When I visited BuzzFeed’s new office late last year, I noticed that the tech teams were situated at the bottom of a “U,” with editorial up one side of the letter and business on the other. Between those departments was a thick wall. That real estate isn’t just symbolically important, Nguyen said: “At some media companies, technology isn’t necessarily a first class citizen. At BuzzFeed, technology is really core to the product, core to the success.”
As the site’s began adding content types beyond lists, the CMS evolved in consultation with all the groups who used it, Johanesen said. Editors have a dashboard that gives them data like what percentage of traffic to a piece is coming from mobile devices, for instance. “We know that certain social networks behave differently on different devices, Nguyen said. For example, Traffic that comes from Pinterest users on tablet devices is higher than traffic that comes from Twitter users on tablets. “A subtle distinction but one of the many things we look at,” she said. With those kind of tools, she said, “You’re a better editor.”
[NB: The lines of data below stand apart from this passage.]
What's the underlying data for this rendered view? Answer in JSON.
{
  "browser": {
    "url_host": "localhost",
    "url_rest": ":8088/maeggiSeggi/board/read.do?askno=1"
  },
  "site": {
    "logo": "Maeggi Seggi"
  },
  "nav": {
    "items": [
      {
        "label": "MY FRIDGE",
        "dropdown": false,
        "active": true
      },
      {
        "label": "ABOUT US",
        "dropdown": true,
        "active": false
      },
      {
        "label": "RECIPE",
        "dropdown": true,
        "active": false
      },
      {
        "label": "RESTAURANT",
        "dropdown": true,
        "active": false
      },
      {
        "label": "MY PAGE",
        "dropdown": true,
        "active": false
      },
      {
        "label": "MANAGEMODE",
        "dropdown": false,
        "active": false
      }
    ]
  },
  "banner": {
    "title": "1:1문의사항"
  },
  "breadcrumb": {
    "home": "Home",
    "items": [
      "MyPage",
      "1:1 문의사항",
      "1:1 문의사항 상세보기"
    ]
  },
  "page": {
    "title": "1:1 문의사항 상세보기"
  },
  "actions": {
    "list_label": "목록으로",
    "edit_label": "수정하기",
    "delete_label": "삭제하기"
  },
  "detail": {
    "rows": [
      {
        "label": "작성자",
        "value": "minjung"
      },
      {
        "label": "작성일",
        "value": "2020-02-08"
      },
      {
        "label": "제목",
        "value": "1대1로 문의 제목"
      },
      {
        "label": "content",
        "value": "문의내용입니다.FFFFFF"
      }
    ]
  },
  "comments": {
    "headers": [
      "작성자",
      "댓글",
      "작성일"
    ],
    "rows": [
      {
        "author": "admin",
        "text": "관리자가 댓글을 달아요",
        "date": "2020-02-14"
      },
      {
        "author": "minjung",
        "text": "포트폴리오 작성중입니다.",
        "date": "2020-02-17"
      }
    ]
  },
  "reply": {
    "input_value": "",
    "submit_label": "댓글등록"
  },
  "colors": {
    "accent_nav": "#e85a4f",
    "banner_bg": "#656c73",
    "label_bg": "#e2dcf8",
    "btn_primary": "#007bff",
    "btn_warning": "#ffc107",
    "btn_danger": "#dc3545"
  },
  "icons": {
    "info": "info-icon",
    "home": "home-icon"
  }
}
The creators of BuzzFeed’s sponsored content posts use the same tools, Johanesen said, benefiting from the same data insights as well.
Alice DuBois, who’s the product lead for editorial, meets weekly with the editorial department to discuss improvements to the CMS. “There’s lots of cheering in those meetings,” Nguyen said. Shani O. Hilton and Saeed Jones, both editors at BuzzFeed, confirmed in emails to Poynter that cheering is not uncommon in these gatherings. Hilton added that email chains DuBois starts are sometimes greeted by “dozens of excited reaction gifs, dispatched from staffers across editorial.”